Link - Posted by David on March 15, 2017 @ 6:00 am in

STARTING in the May 1932 issue of Flying Aces and running almost 4 years, Eugene Frandzen’s “Lives of the Aces in Pictures” was a staple of the magazine. Each month Frandzen would feature a different Ace that rose to fame during the Great War. This time around we have that Ace of the Stork Escadrille—Captain Heurtaux!

Captain Alfred Marie-Joseph Heurtaux was one of France’s Aces in the First World War—credited with 21 victories (and an additional 13 unconfirmed or probables). He was awarded the Grand Cross of the Legion d’Honneur and the Croix de Guerre with 15 palms and two bronze stars.

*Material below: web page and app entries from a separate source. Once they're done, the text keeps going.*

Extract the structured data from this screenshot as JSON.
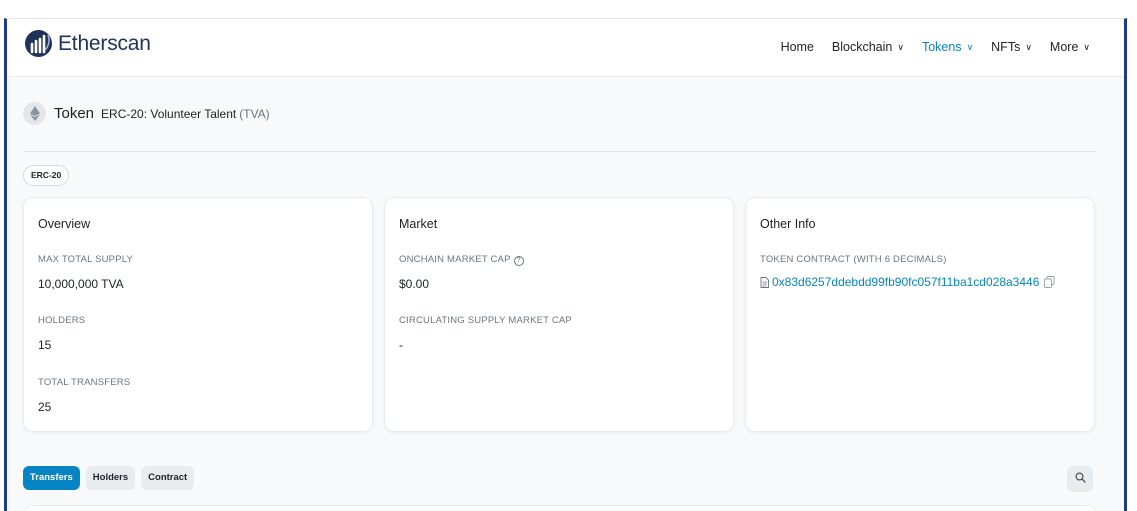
{
  "brand": {
    "name": "Etherscan"
  },
  "nav": {
    "items": [
      {
        "label": "Home",
        "dropdown": false,
        "active": false
      },
      {
        "label": "Blockchain",
        "dropdown": true,
        "active": false
      },
      {
        "label": "Tokens",
        "dropdown": true,
        "active": true
      },
      {
        "label": "NFTs",
        "dropdown": true,
        "active": false
      },
      {
        "label": "More",
        "dropdown": true,
        "active": false
      }
    ],
    "chevron": "∨"
  },
  "token": {
    "word": "Token",
    "name": "ERC-20: Volunteer Talent",
    "symbol": "(TVA)",
    "badge": "ERC-20"
  },
  "overview": {
    "title": "Overview",
    "max_supply_label": "MAX TOTAL SUPPLY",
    "max_supply_value": "10,000,000 TVA",
    "holders_label": "HOLDERS",
    "holders_value": "15",
    "transfers_label": "TOTAL TRANSFERS",
    "transfers_value": "25"
  },
  "market": {
    "title": "Market",
    "onchain_cap_label": "ONCHAIN MARKET CAP",
    "onchain_cap_value": "$0.00",
    "circ_cap_label": "CIRCULATING SUPPLY MARKET CAP",
    "circ_cap_value": "-"
  },
  "other_info": {
    "title": "Other Info",
    "contract_label": "TOKEN CONTRACT (WITH 6 DECIMALS)",
    "contract_address": "0x83d6257ddebdd99fb90fc057f11ba1cd028a3446"
  },
  "tabs": [
    "Transfers",
    "Holders",
    "Contract"
  ],
  "colors": {
    "accent": "#0784c3",
    "brand": "#21325b"
  },
  "icons": {
    "search": "search-icon",
    "copy": "copy-icon",
    "document": "document-icon"
  }
}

The son of an artillery officer, he entered officer training before the outbreak of the war in 1912. He started his military career in the 4e Regiment d’Hussards before working his way up and being transferred to aerial service. There he would eventually find himself commanding the Stork Escadrille—Les Cigognes!

After the war he toured America lecturing on fighter tactics and held down a management position with the Ford Motor Company in its American operations. From there he moved to General Motors in Europe before finally settling with Renault. He was also active in the Association of the Reserve Officers of the Air Force—even being appointed its president from 1934 to 1937.

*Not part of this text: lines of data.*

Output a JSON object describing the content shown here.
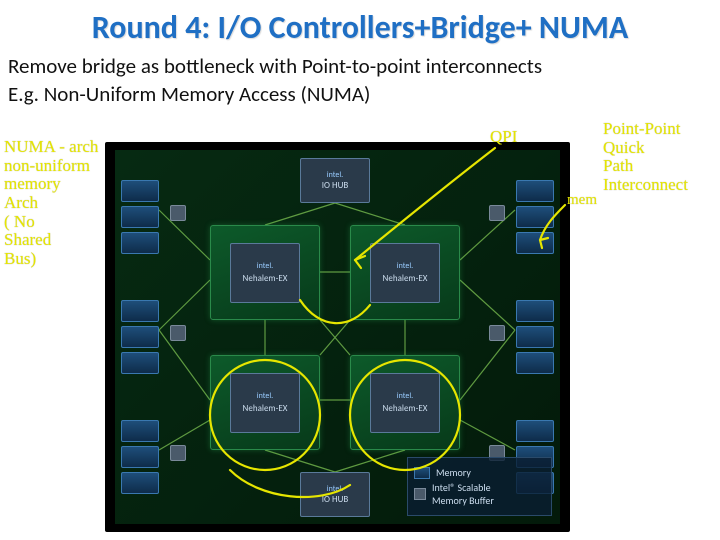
{
  "title": "Round 4: I/O Controllers+Bridge+ NUMA",
  "subtitle_line1": "Remove bridge as bottleneck with Point-to-point interconnects",
  "subtitle_line2": "E.g. Non-Uniform Memory Access (NUMA)",
  "cpu": {
    "brand": "intel.",
    "label": "Nehalem-EX"
  },
  "iohub": {
    "brand": "intel.",
    "label": "IO HUB"
  },
  "legend": {
    "memory": "Memory",
    "buffer": "Intel® Scalable\nMemory Buffer"
  },
  "annotations": {
    "left_block": "NUMA - arch\nnon-uniform\nmemory\nArch\n( No\nShared\nBus)",
    "qpi": "QPI",
    "mem": "mem",
    "right_block": "Point-Point\nQuick\nPath\nInterconnect"
  }
}
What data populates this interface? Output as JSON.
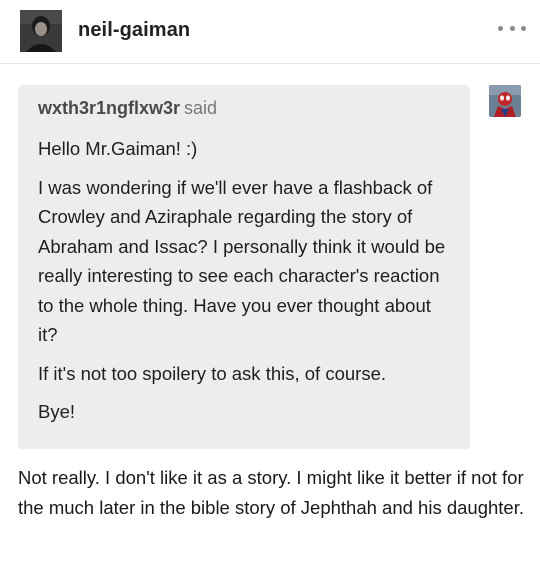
{
  "post": {
    "author": "neil-gaiman",
    "avatar_icon": "profile-photo-icon",
    "more_icon": "more-options-icon"
  },
  "ask": {
    "asker": "wxth3r1ngflxw3r",
    "said_label": "said",
    "asker_avatar_icon": "spiderman-avatar-icon",
    "paragraphs": [
      "Hello Mr.Gaiman! :)",
      "I was wondering if we'll ever have a flashback of Crowley and Aziraphale regarding the story of Abraham and Issac? I personally think it would be really interesting to see each character's reaction to the whole thing. Have you ever thought about it?",
      "If it's not too spoilery to ask this, of course.",
      "Bye!"
    ]
  },
  "answer": {
    "text": "Not really. I don't like it as a story. I might like it better if not for the much later in the bible story of Jephthah and his daughter."
  },
  "colors": {
    "ask_background": "#ededed",
    "asker_name": "#4a4a4a",
    "divider": "#e6e6e6"
  }
}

At the start of the Second World War, Heurtaux was still Inspector of Flight Aviation for the French Air Forces. However, he joined the French Resistance after France fell to the Germans. He used his connections and influence to recruit fellow veterans into espionage resulting in the Hector network in Northern France. Unfortunately, the Gestapo caught up with him and he spent over three years in a succession of German jails and camps ending up in Buchenwald just a month before the US Army’s 6th Armored Division liberated it and him on 11 April 1945.

After the Second World War he worked as a consulting engineer. Heurtaux passed away 30 December 1985, at Chantilly, Oise and was buried in Paris.

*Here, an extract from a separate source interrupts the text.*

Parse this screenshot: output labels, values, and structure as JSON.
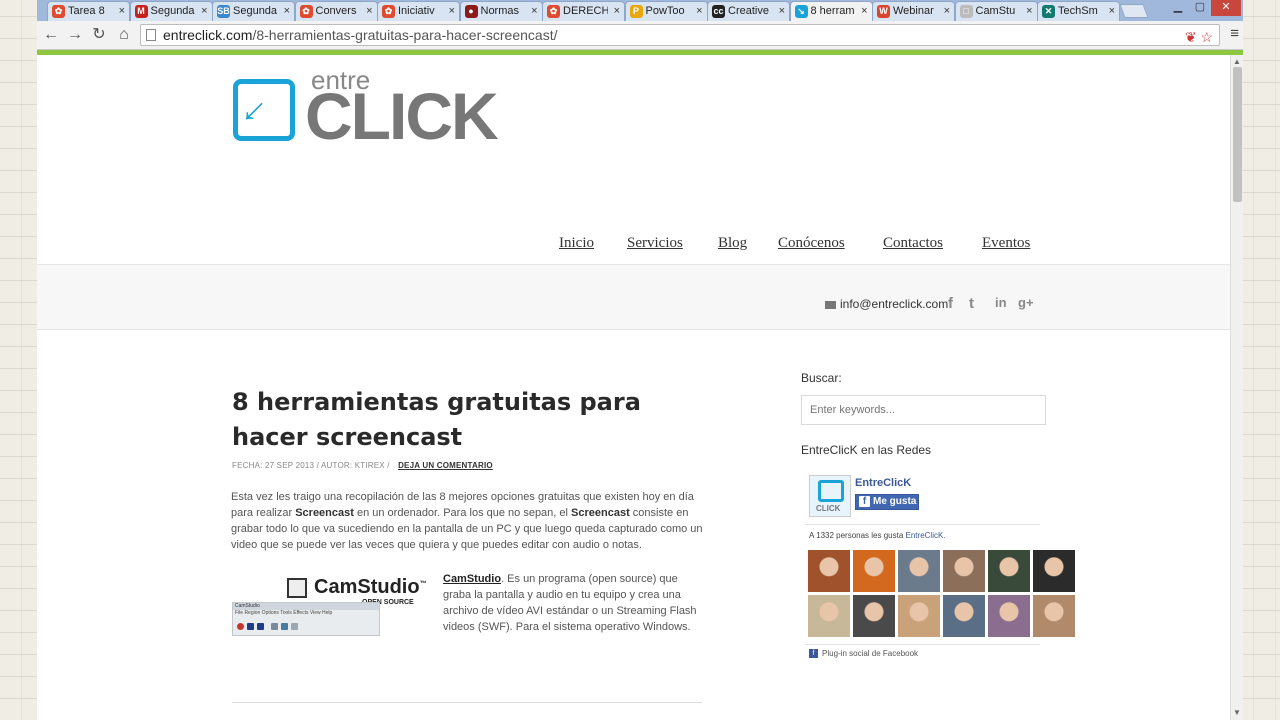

(Editor’s Note: Although Flying Aces has gone to a bedsheet sized publication with this issue, the feature is still being done in the two page format of the pulp-sized issues. As such, we have reformatted from a two page spread into a one page feature.)